Savvy public-sector managers who embrace tech can accomplish two things:
First, they can gain back some of what they lost from their depleted workforces. Of course, there’s no replacing institutional knowledge when seasoned colleagues are forced from their roles. But technology can help us gain back efficiencies and make our teams work more smoothly. Technology not only allows us to claw back hours of the day, it empowers us to understand our communities and our roles in new ways.
A great example of this comes from Adams County just outside of Denver. Local governments maintain vast troves of data, but rarely is it presented in a way that’s easily accessible and understandable to the public. Before the pandemic, the county deployed a new system that not only tracks loads of critical data but also includes a user-friendly interface allowing the public to search and visualize information about important community topics such as oil and gas drilling and blighted properties. Even as staff was reduced, the tool freed up remaining colleagues to work on other projects, since they no longer had to spend as much time tracking down information residents requested. And it empowered community members by giving them important data in an innovative format.

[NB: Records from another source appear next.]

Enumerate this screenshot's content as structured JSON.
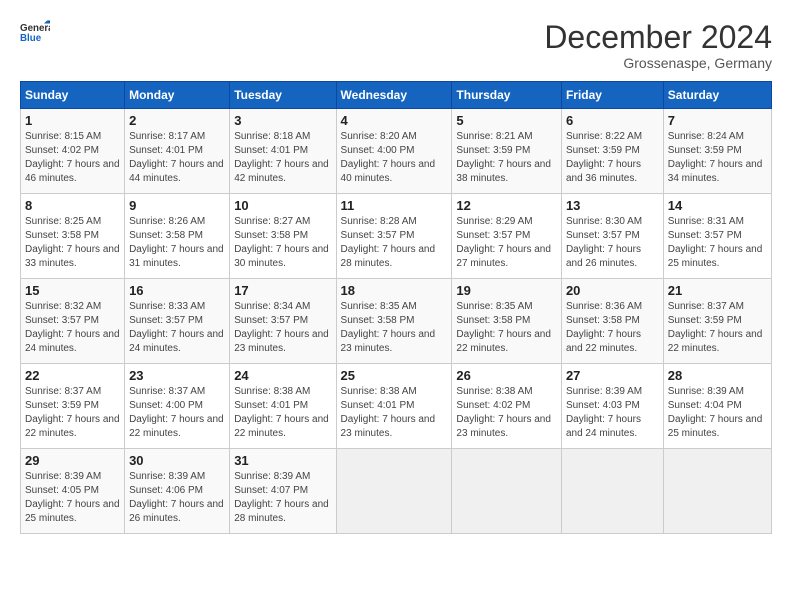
{
  "logo": {
    "text_general": "General",
    "text_blue": "Blue"
  },
  "title": "December 2024",
  "subtitle": "Grossenaspe, Germany",
  "days_of_week": [
    "Sunday",
    "Monday",
    "Tuesday",
    "Wednesday",
    "Thursday",
    "Friday",
    "Saturday"
  ],
  "weeks": [
    [
      {
        "day": "1",
        "sunrise": "Sunrise: 8:15 AM",
        "sunset": "Sunset: 4:02 PM",
        "daylight": "Daylight: 7 hours and 46 minutes."
      },
      {
        "day": "2",
        "sunrise": "Sunrise: 8:17 AM",
        "sunset": "Sunset: 4:01 PM",
        "daylight": "Daylight: 7 hours and 44 minutes."
      },
      {
        "day": "3",
        "sunrise": "Sunrise: 8:18 AM",
        "sunset": "Sunset: 4:01 PM",
        "daylight": "Daylight: 7 hours and 42 minutes."
      },
      {
        "day": "4",
        "sunrise": "Sunrise: 8:20 AM",
        "sunset": "Sunset: 4:00 PM",
        "daylight": "Daylight: 7 hours and 40 minutes."
      },
      {
        "day": "5",
        "sunrise": "Sunrise: 8:21 AM",
        "sunset": "Sunset: 3:59 PM",
        "daylight": "Daylight: 7 hours and 38 minutes."
      },
      {
        "day": "6",
        "sunrise": "Sunrise: 8:22 AM",
        "sunset": "Sunset: 3:59 PM",
        "daylight": "Daylight: 7 hours and 36 minutes."
      },
      {
        "day": "7",
        "sunrise": "Sunrise: 8:24 AM",
        "sunset": "Sunset: 3:59 PM",
        "daylight": "Daylight: 7 hours and 34 minutes."
      }
    ],
    [
      {
        "day": "8",
        "sunrise": "Sunrise: 8:25 AM",
        "sunset": "Sunset: 3:58 PM",
        "daylight": "Daylight: 7 hours and 33 minutes."
      },
      {
        "day": "9",
        "sunrise": "Sunrise: 8:26 AM",
        "sunset": "Sunset: 3:58 PM",
        "daylight": "Daylight: 7 hours and 31 minutes."
      },
      {
        "day": "10",
        "sunrise": "Sunrise: 8:27 AM",
        "sunset": "Sunset: 3:58 PM",
        "daylight": "Daylight: 7 hours and 30 minutes."
      },
      {
        "day": "11",
        "sunrise": "Sunrise: 8:28 AM",
        "sunset": "Sunset: 3:57 PM",
        "daylight": "Daylight: 7 hours and 28 minutes."
      },
      {
        "day": "12",
        "sunrise": "Sunrise: 8:29 AM",
        "sunset": "Sunset: 3:57 PM",
        "daylight": "Daylight: 7 hours and 27 minutes."
      },
      {
        "day": "13",
        "sunrise": "Sunrise: 8:30 AM",
        "sunset": "Sunset: 3:57 PM",
        "daylight": "Daylight: 7 hours and 26 minutes."
      },
      {
        "day": "14",
        "sunrise": "Sunrise: 8:31 AM",
        "sunset": "Sunset: 3:57 PM",
        "daylight": "Daylight: 7 hours and 25 minutes."
      }
    ],
    [
      {
        "day": "15",
        "sunrise": "Sunrise: 8:32 AM",
        "sunset": "Sunset: 3:57 PM",
        "daylight": "Daylight: 7 hours and 24 minutes."
      },
      {
        "day": "16",
        "sunrise": "Sunrise: 8:33 AM",
        "sunset": "Sunset: 3:57 PM",
        "daylight": "Daylight: 7 hours and 24 minutes."
      },
      {
        "day": "17",
        "sunrise": "Sunrise: 8:34 AM",
        "sunset": "Sunset: 3:57 PM",
        "daylight": "Daylight: 7 hours and 23 minutes."
      },
      {
        "day": "18",
        "sunrise": "Sunrise: 8:35 AM",
        "sunset": "Sunset: 3:58 PM",
        "daylight": "Daylight: 7 hours and 23 minutes."
      },
      {
        "day": "19",
        "sunrise": "Sunrise: 8:35 AM",
        "sunset": "Sunset: 3:58 PM",
        "daylight": "Daylight: 7 hours and 22 minutes."
      },
      {
        "day": "20",
        "sunrise": "Sunrise: 8:36 AM",
        "sunset": "Sunset: 3:58 PM",
        "daylight": "Daylight: 7 hours and 22 minutes."
      },
      {
        "day": "21",
        "sunrise": "Sunrise: 8:37 AM",
        "sunset": "Sunset: 3:59 PM",
        "daylight": "Daylight: 7 hours and 22 minutes."
      }
    ],
    [
      {
        "day": "22",
        "sunrise": "Sunrise: 8:37 AM",
        "sunset": "Sunset: 3:59 PM",
        "daylight": "Daylight: 7 hours and 22 minutes."
      },
      {
        "day": "23",
        "sunrise": "Sunrise: 8:37 AM",
        "sunset": "Sunset: 4:00 PM",
        "daylight": "Daylight: 7 hours and 22 minutes."
      },
      {
        "day": "24",
        "sunrise": "Sunrise: 8:38 AM",
        "sunset": "Sunset: 4:01 PM",
        "daylight": "Daylight: 7 hours and 22 minutes."
      },
      {
        "day": "25",
        "sunrise": "Sunrise: 8:38 AM",
        "sunset": "Sunset: 4:01 PM",
        "daylight": "Daylight: 7 hours and 23 minutes."
      },
      {
        "day": "26",
        "sunrise": "Sunrise: 8:38 AM",
        "sunset": "Sunset: 4:02 PM",
        "daylight": "Daylight: 7 hours and 23 minutes."
      },
      {
        "day": "27",
        "sunrise": "Sunrise: 8:39 AM",
        "sunset": "Sunset: 4:03 PM",
        "daylight": "Daylight: 7 hours and 24 minutes."
      },
      {
        "day": "28",
        "sunrise": "Sunrise: 8:39 AM",
        "sunset": "Sunset: 4:04 PM",
        "daylight": "Daylight: 7 hours and 25 minutes."
      }
    ],
    [
      {
        "day": "29",
        "sunrise": "Sunrise: 8:39 AM",
        "sunset": "Sunset: 4:05 PM",
        "daylight": "Daylight: 7 hours and 25 minutes."
      },
      {
        "day": "30",
        "sunrise": "Sunrise: 8:39 AM",
        "sunset": "Sunset: 4:06 PM",
        "daylight": "Daylight: 7 hours and 26 minutes."
      },
      {
        "day": "31",
        "sunrise": "Sunrise: 8:39 AM",
        "sunset": "Sunset: 4:07 PM",
        "daylight": "Daylight: 7 hours and 28 minutes."
      },
      null,
      null,
      null,
      null
    ]
  ]
}
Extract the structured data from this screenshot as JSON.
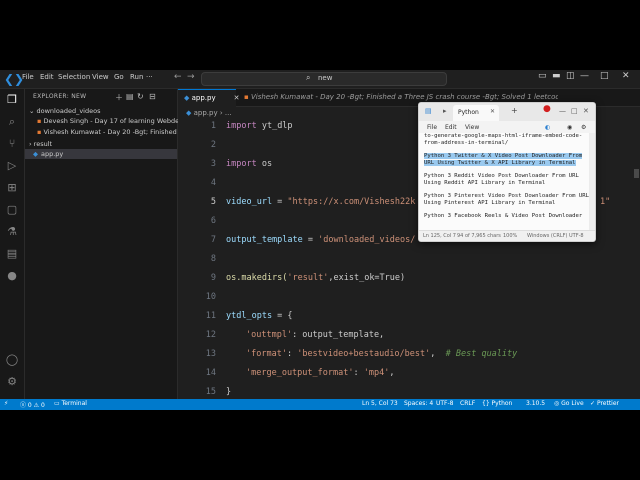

Second, technology can make workers happier, believe it or not. Big tech sometimes is portrayed as something that costs workers their jobs. But a more positive and accurate way to think about technology is as a force multiplier. Though many of those employees we lost aren’t coming back, the right technological solutions in the right places can reduce stress and improve morale for those who remain.
Tech can allow public workers not only to execute on their mission but also to feel more in control. After all — and contrary to what much of the public believes — most people in this line of work are doing it because they care deeply about their communities and want to use government as a force for good to improve people’s lives. If technology allows staff to perform better, it can enhance the pride they feel in their work and the meaning they gain from it.
If you’re a government leader, now’s the time to think hard about the type of technology you can unleash that will allow your teams to thrive. The pandemic isn’t over, but we at least no longer feel like our communities are on fire. Thanks to the federal stimulus, governments may finally have the resources to deploy the technology they need. You have time to make deliberate choices about your strategy and how to improve. Your colleagues, meanwhile, have shown they’re up to the challenge. And if you’re a tech company, now’s the time to double down and think hard about how you can help public-sector workers fulfill their mission. They’ve never been more prepared.
Is your community finding creative ways to respond to layoffs? Please send me a note, and we may feature it in the next newsletter.